Reinforcements arrive on the Greek right.
Despite a quiet turn in the centre the 'weak link' does yet more damage to Decius' zone. The centre right still holds its place in the line awaiting the outcome of the events on its flank.
The Romans appear to be inviting the Greeks to advance into the pocket.
The infantry battle continues, with the Romans managing to make some gains in the centre. Events there take a dramatic turn as Pyrrhus is forced to start attempting rallies so that he may retain a unit of fresh infantry in the lead position and a fresh pair of phalangites for the attack. Decius is also beginning to make inroads, with all but two of the units opposing him now spent.
Much depends on the cavalry. If it could just win a flank...
But the rolls come in, and it is clear that neither flank will be won quite yet.
An overview of the field as the moment of decision nears.
With the issue in the balance, Pyrrhus rolls a two. He give a bonus to the cavalry on the right, but all three attacks miss. The cavalry on the left is not given an attack bonus, and these two units also miss. With nerves frayed, he orders an assault in the left centre. The tension is eased somewhat as a hit is scored, Decius fails in his rally attempt, and the first unit is shattered. The levy light infantry run off from the shock, leaving three units in the zone. Finally, although the results in the centre are again inconclusive, it is evident that the Romans are being worn down.
There's our opening, gentlemen and elephants!
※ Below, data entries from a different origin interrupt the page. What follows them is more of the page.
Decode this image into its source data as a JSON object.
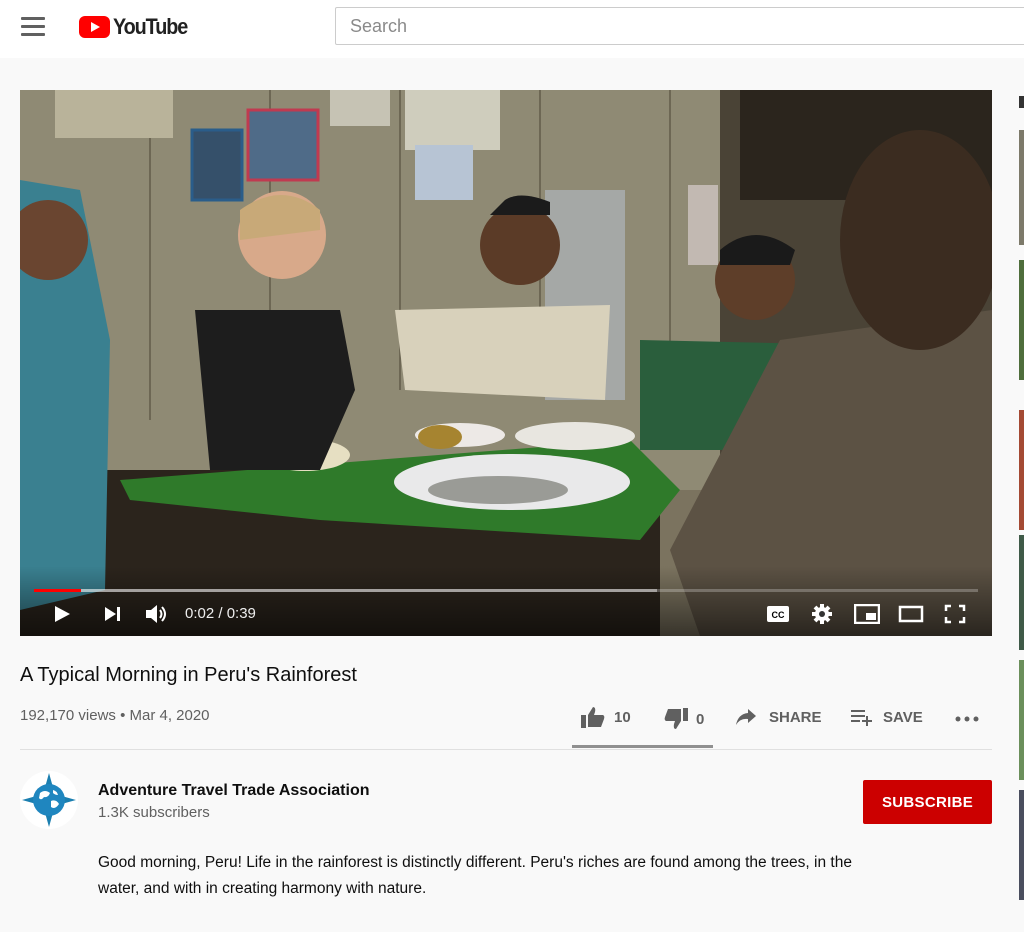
{
  "header": {
    "logo_text": "YouTube",
    "search_placeholder": "Search"
  },
  "player": {
    "current_time": "0:02",
    "duration": "0:39",
    "time_display": "0:02 / 0:39",
    "progress_fraction": 0.05
  },
  "video": {
    "title": "A Typical Morning in Peru's Rainforest",
    "meta": "192,170 views • Mar 4, 2020",
    "likes": "10",
    "dislikes": "0",
    "share_label": "SHARE",
    "save_label": "SAVE"
  },
  "channel": {
    "name": "Adventure Travel Trade Association",
    "subscribers": "1.3K subscribers",
    "subscribe_label": "SUBSCRIBE"
  },
  "description": "Good morning, Peru! Life in the rainforest is distinctly different. Peru's riches are found among the trees, in the water, and with in creating harmony with nature.",
  "colors": {
    "brand_red": "#ff0000",
    "subscribe_bg": "#cc0000",
    "meta_text": "#606060"
  },
  "icons": [
    "menu-icon",
    "youtube-logo-icon",
    "play-icon",
    "next-icon",
    "volume-icon",
    "captions-icon",
    "settings-icon",
    "miniplayer-icon",
    "theater-icon",
    "fullscreen-icon",
    "thumbs-up-icon",
    "thumbs-down-icon",
    "share-icon",
    "add-to-playlist-icon",
    "more-icon",
    "globe-compass-icon"
  ]
}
With the onus back on the Romans, it's time to break a wing. The assaults are valiant, but with only eight commands to play with there are not enough combat bonuses to go around. The lack of command points is particularly telling on the right, where both attacks would have succeeded if bonuses had been available.
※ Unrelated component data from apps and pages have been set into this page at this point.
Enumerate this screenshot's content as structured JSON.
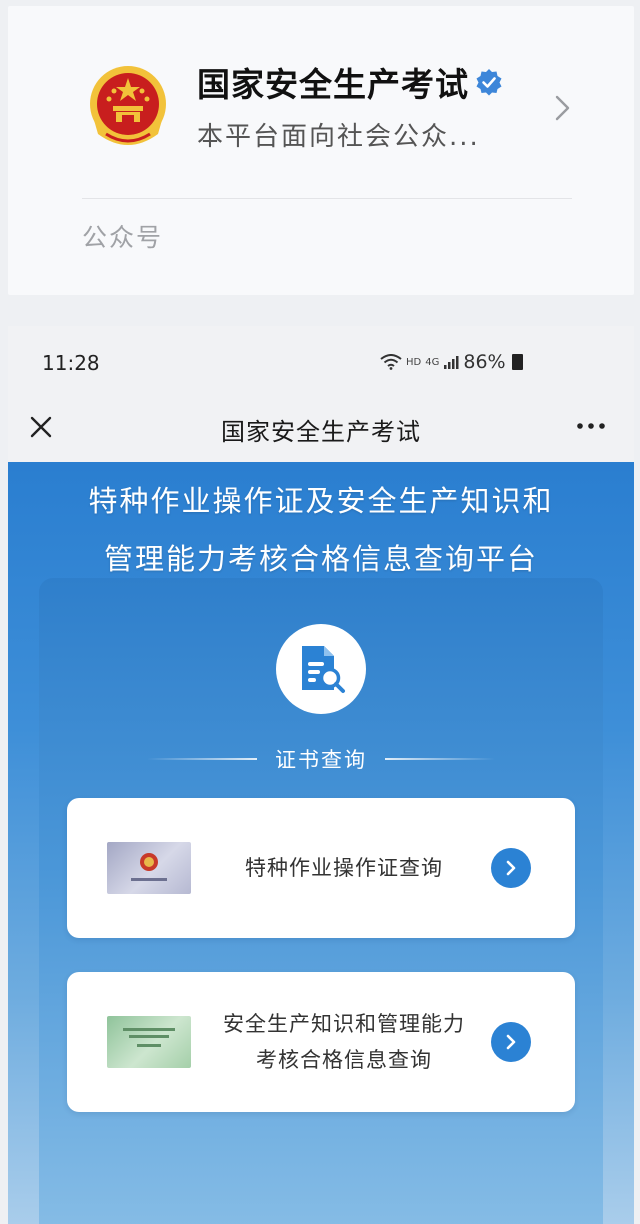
{
  "account_card": {
    "name": "国家安全生产考试",
    "description": "本平台面向社会公众...",
    "type_label": "公众号"
  },
  "status_bar": {
    "time": "11:28",
    "network_label": "HD",
    "signal_label": "4G",
    "battery": "86%"
  },
  "title_bar": {
    "title": "国家安全生产考试"
  },
  "page": {
    "heading_line1": "特种作业操作证及安全生产知识和",
    "heading_line2": "管理能力考核合格信息查询平台",
    "section_title": "证书查询",
    "cards": [
      {
        "label": "特种作业操作证查询"
      },
      {
        "label_line1": "安全生产知识和管理能力",
        "label_line2": "考核合格信息查询"
      }
    ]
  },
  "icons": [
    "national-emblem-icon",
    "verified-icon",
    "chevron-right-icon",
    "wifi-icon",
    "signal-icon",
    "battery-icon",
    "close-icon",
    "more-icon",
    "document-search-icon",
    "arrow-right-icon"
  ],
  "colors": {
    "accent_blue": "#2b82d4",
    "verified_blue": "#3d86d9",
    "emblem_red": "#c81e1e",
    "emblem_gold": "#f2c23a"
  }
}
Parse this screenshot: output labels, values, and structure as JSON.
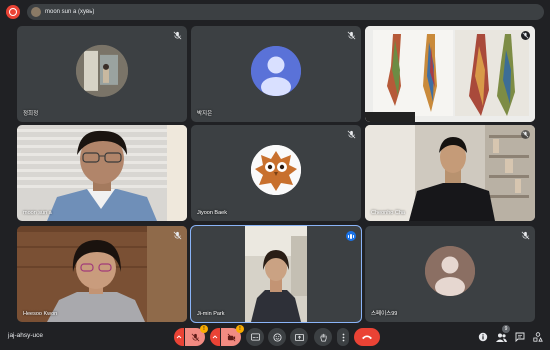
{
  "colors": {
    "background": "#202124",
    "tile": "#3c4043",
    "red": "#ea4335",
    "blue": "#1a73e8",
    "speaking_outline": "#8ab4f8"
  },
  "topbar": {
    "presenter_label": "moon sun a (хувь)"
  },
  "tiles": [
    {
      "name": "정희정",
      "mic": "muted"
    },
    {
      "name": "박지은",
      "mic": "muted"
    },
    {
      "name": "",
      "mic": "muted",
      "content": "shared-screen-photo"
    },
    {
      "name": "moon sun a",
      "mic": "none"
    },
    {
      "name": "Jiyoon Baek",
      "mic": "muted"
    },
    {
      "name": "Cheonho Cha",
      "mic": "muted"
    },
    {
      "name": "Heesoo Kwon",
      "mic": "muted"
    },
    {
      "name": "Ji-min Park",
      "mic": "speaking"
    },
    {
      "name": "스페이스99",
      "mic": "muted"
    }
  ],
  "bottombar": {
    "meeting_code": "jaj-ahsy-uce",
    "people_count": "9",
    "mic_badge": "!",
    "cam_badge": "!"
  },
  "icons": {
    "record": "record-icon",
    "mic_muted": "mic-off-icon",
    "cam_off": "camera-off-icon",
    "captions": "captions-icon",
    "emoji": "emoji-icon",
    "present": "present-icon",
    "raise_hand": "raise-hand-icon",
    "more": "more-vert-icon",
    "end_call": "end-call-icon",
    "info": "info-icon",
    "people": "people-icon",
    "chat": "chat-icon",
    "activities": "activities-icon"
  }
}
What we wouldn't give for a combat bonus right about now...
On the left, one attack is successful, but the second cannot score the hit that would have caused a shatter. Things are better in the centre though as the infantry come roaring back into the fight, shattering a unit of Samnites on the Greek left and leaving all but one of the infantry in the central zone spent.
With Pyrrhus now in the ascendant, he obliges by rolling a three for command and commences with the 'weak link' zone. Leading off with the elephant unit they score a double hit. Decius rallies one, but is killed by the other, and the collapse begins.
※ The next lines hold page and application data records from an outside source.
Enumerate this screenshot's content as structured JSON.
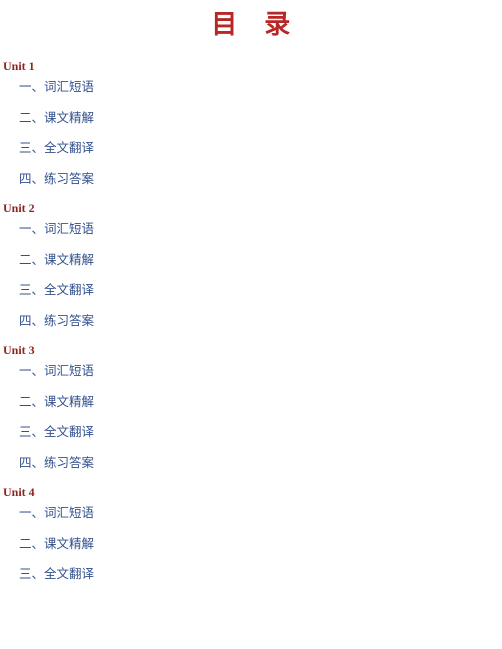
{
  "document": {
    "title": "目　录",
    "title_color": "#b92626",
    "unit_color": "#8d2420",
    "entry_color": "#32508e",
    "background_color": "#ffffff"
  },
  "units": [
    {
      "heading": "Unit 1",
      "entries": [
        "一、词汇短语",
        "二、课文精解",
        "三、全文翻译",
        "四、练习答案"
      ]
    },
    {
      "heading": "Unit 2",
      "entries": [
        "一、词汇短语",
        "二、课文精解",
        "三、全文翻译",
        "四、练习答案"
      ]
    },
    {
      "heading": "Unit 3",
      "entries": [
        "一、词汇短语",
        "二、课文精解",
        "三、全文翻译",
        "四、练习答案"
      ]
    },
    {
      "heading": "Unit 4",
      "entries": [
        "一、词汇短语",
        "二、课文精解",
        "三、全文翻译"
      ]
    }
  ]
}
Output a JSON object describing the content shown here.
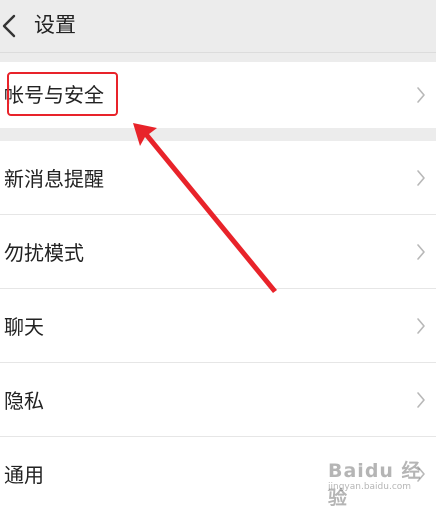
{
  "header": {
    "title": "设置",
    "back_icon": "chevron-left-icon"
  },
  "account_group": {
    "items": [
      {
        "label": "帐号与安全"
      }
    ]
  },
  "settings_group": {
    "items": [
      {
        "label": "新消息提醒"
      },
      {
        "label": "勿扰模式"
      },
      {
        "label": "聊天"
      },
      {
        "label": "隐私"
      },
      {
        "label": "通用"
      }
    ]
  },
  "annotation": {
    "highlight_color": "#e8232a",
    "arrow_color": "#e8232a"
  },
  "watermark": {
    "text": "Baidu 经验",
    "sub": "jingyan.baidu.com"
  },
  "colors": {
    "background": "#ececec",
    "row_background": "#ffffff",
    "text": "#222222",
    "chevron": "#b8b8b8"
  }
}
Decius has joined his forefathers, waving even in death.
This time the cavalry charge home on both flanks with no hesitation. All four of the Roman cavalry units are shattered, and the flanks are laid bare; miraculously, the legions do not run. To add to the misery, units are also shattered in the centre.
The Roman line holds out for another turn, but cannot claw anything back and is swept away in Pyrrhus' next attack.
With the forward line gone, Sulpicius' men are quickly surrounded and while they score three desperate hits of their own, it is Pyrrhus himself who administers the coup de grace with a devastating flank attack.
"Join the army they said. See the world, they said..."
As the final analysis is made it becomes apparent just how hard-fought this victory has been. With one Greek unit shattered and seventeen units spent, the Romans have gathered 83 victory points. But with nine Roman units shattered, a general killed and the remaining units routed, Pyrrhus has scored 105 points, which is enough to record a narrow victory.
All hail the victor, and it must be time for the Romans to raise another army...